Anyway, that's my plan for evangelizing a church. It's what I'm comfortable with, and honestly, it's what I feel would work for me. If I were looking for a church, I'd check it out online**** and when my friend was jazzed about how great his/her church, was, I'd listen.
It's not going on on street corners, but I really do think it could work.
*there were also discussions about stuff like the Middle East, with guys who would be in a position to know. I personally couldn't deal with that at a retreat because my perception is that I start smelling like a horse within minutes of arrival, but I'm delighted that we have these things. One of the badass things about going to a large church is that we've got members who do all sorts of cool stuff for a living. If my church could figure out a way to use its human capital more efficiently, we would be in great shape to actually do awesome things in this world.
**If you know Northern VA and want to get specific, you know that place "Grevey's" in Meriffield near INOVA Fairfax? Same shopping center.
*** I know you may not agree. I do see the value of brick and morter churches, I just find words and ideas churches as valuable if not more so personally.
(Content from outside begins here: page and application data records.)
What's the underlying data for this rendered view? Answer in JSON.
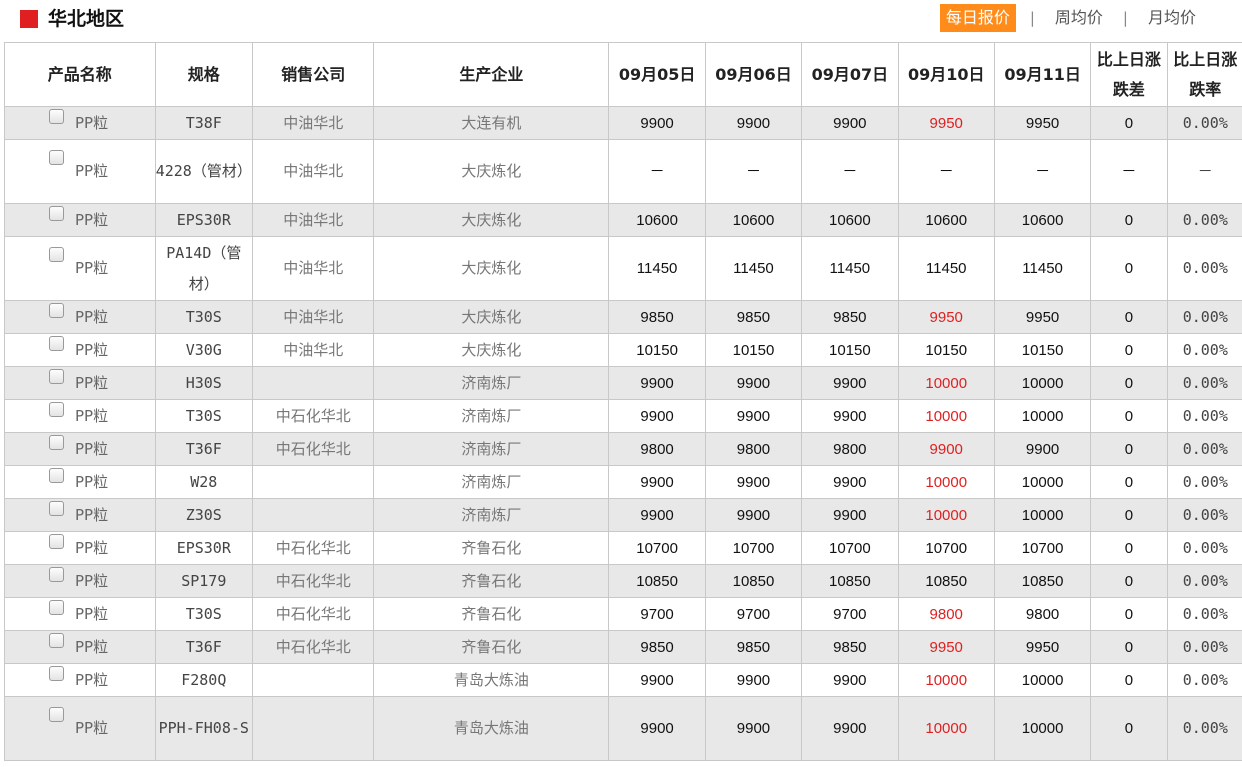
{
  "header": {
    "region_title": "华北地区",
    "tabs": [
      "每日报价",
      "周均价",
      "月均价"
    ],
    "active_tab": "每日报价",
    "separator": "|"
  },
  "colors": {
    "marker": "#e02020",
    "active_tab": "#ff8c1a",
    "price_up": "#e02020",
    "row_alt": "#e8e8e8"
  },
  "table": {
    "headers": {
      "product": "产品名称",
      "spec": "规格",
      "sales": "销售公司",
      "producer": "生产企业",
      "d1": "09月05日",
      "d2": "09月06日",
      "d3": "09月07日",
      "d4": "09月10日",
      "d5": "09月11日",
      "diff": "比上日涨跌差",
      "rate": "比上日涨跌率"
    },
    "rows": [
      {
        "product": "PP粒",
        "spec": "T38F",
        "sales": "中油华北",
        "producer": "大连有机",
        "p": [
          "9900",
          "9900",
          "9900",
          "9950",
          "9950"
        ],
        "diff": "0",
        "rate": "0.00%",
        "up": true
      },
      {
        "product": "PP粒",
        "spec": "4228（管材）",
        "sales": "中油华北",
        "producer": "大庆炼化",
        "p": [
          "－",
          "－",
          "－",
          "－",
          "－"
        ],
        "diff": "－",
        "rate": "－",
        "up": false,
        "tall": true
      },
      {
        "product": "PP粒",
        "spec": "EPS30R",
        "sales": "中油华北",
        "producer": "大庆炼化",
        "p": [
          "10600",
          "10600",
          "10600",
          "10600",
          "10600"
        ],
        "diff": "0",
        "rate": "0.00%",
        "up": false
      },
      {
        "product": "PP粒",
        "spec": "PA14D（管材）",
        "sales": "中油华北",
        "producer": "大庆炼化",
        "p": [
          "11450",
          "11450",
          "11450",
          "11450",
          "11450"
        ],
        "diff": "0",
        "rate": "0.00%",
        "up": false,
        "tall": true
      },
      {
        "product": "PP粒",
        "spec": "T30S",
        "sales": "中油华北",
        "producer": "大庆炼化",
        "p": [
          "9850",
          "9850",
          "9850",
          "9950",
          "9950"
        ],
        "diff": "0",
        "rate": "0.00%",
        "up": true
      },
      {
        "product": "PP粒",
        "spec": "V30G",
        "sales": "中油华北",
        "producer": "大庆炼化",
        "p": [
          "10150",
          "10150",
          "10150",
          "10150",
          "10150"
        ],
        "diff": "0",
        "rate": "0.00%",
        "up": false
      },
      {
        "product": "PP粒",
        "spec": "H30S",
        "sales": "",
        "producer": "济南炼厂",
        "p": [
          "9900",
          "9900",
          "9900",
          "10000",
          "10000"
        ],
        "diff": "0",
        "rate": "0.00%",
        "up": true
      },
      {
        "product": "PP粒",
        "spec": "T30S",
        "sales": "中石化华北",
        "producer": "济南炼厂",
        "p": [
          "9900",
          "9900",
          "9900",
          "10000",
          "10000"
        ],
        "diff": "0",
        "rate": "0.00%",
        "up": true
      },
      {
        "product": "PP粒",
        "spec": "T36F",
        "sales": "中石化华北",
        "producer": "济南炼厂",
        "p": [
          "9800",
          "9800",
          "9800",
          "9900",
          "9900"
        ],
        "diff": "0",
        "rate": "0.00%",
        "up": true
      },
      {
        "product": "PP粒",
        "spec": "W28",
        "sales": "",
        "producer": "济南炼厂",
        "p": [
          "9900",
          "9900",
          "9900",
          "10000",
          "10000"
        ],
        "diff": "0",
        "rate": "0.00%",
        "up": true
      },
      {
        "product": "PP粒",
        "spec": "Z30S",
        "sales": "",
        "producer": "济南炼厂",
        "p": [
          "9900",
          "9900",
          "9900",
          "10000",
          "10000"
        ],
        "diff": "0",
        "rate": "0.00%",
        "up": true
      },
      {
        "product": "PP粒",
        "spec": "EPS30R",
        "sales": "中石化华北",
        "producer": "齐鲁石化",
        "p": [
          "10700",
          "10700",
          "10700",
          "10700",
          "10700"
        ],
        "diff": "0",
        "rate": "0.00%",
        "up": false
      },
      {
        "product": "PP粒",
        "spec": "SP179",
        "sales": "中石化华北",
        "producer": "齐鲁石化",
        "p": [
          "10850",
          "10850",
          "10850",
          "10850",
          "10850"
        ],
        "diff": "0",
        "rate": "0.00%",
        "up": false
      },
      {
        "product": "PP粒",
        "spec": "T30S",
        "sales": "中石化华北",
        "producer": "齐鲁石化",
        "p": [
          "9700",
          "9700",
          "9700",
          "9800",
          "9800"
        ],
        "diff": "0",
        "rate": "0.00%",
        "up": true
      },
      {
        "product": "PP粒",
        "spec": "T36F",
        "sales": "中石化华北",
        "producer": "齐鲁石化",
        "p": [
          "9850",
          "9850",
          "9850",
          "9950",
          "9950"
        ],
        "diff": "0",
        "rate": "0.00%",
        "up": true
      },
      {
        "product": "PP粒",
        "spec": "F280Q",
        "sales": "",
        "producer": "青岛大炼油",
        "p": [
          "9900",
          "9900",
          "9900",
          "10000",
          "10000"
        ],
        "diff": "0",
        "rate": "0.00%",
        "up": true
      },
      {
        "product": "PP粒",
        "spec": "PPH-FH08-S",
        "sales": "",
        "producer": "青岛大炼油",
        "p": [
          "9900",
          "9900",
          "9900",
          "10000",
          "10000"
        ],
        "diff": "0",
        "rate": "0.00%",
        "up": true,
        "tall": true
      }
    ]
  }
}
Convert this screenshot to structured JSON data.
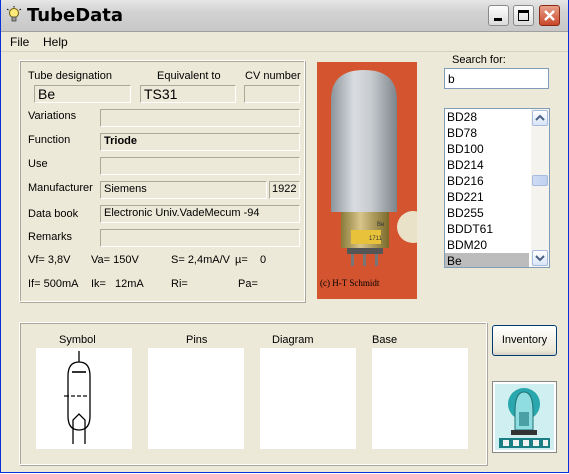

****Negative reviews online aren't inherently all that offputting to me. That someone would have a bad experience is going to happen. But positive reviews mean a lot to me. I don't yelp about every restaurant, I yelp about the ones that make the experience memorable.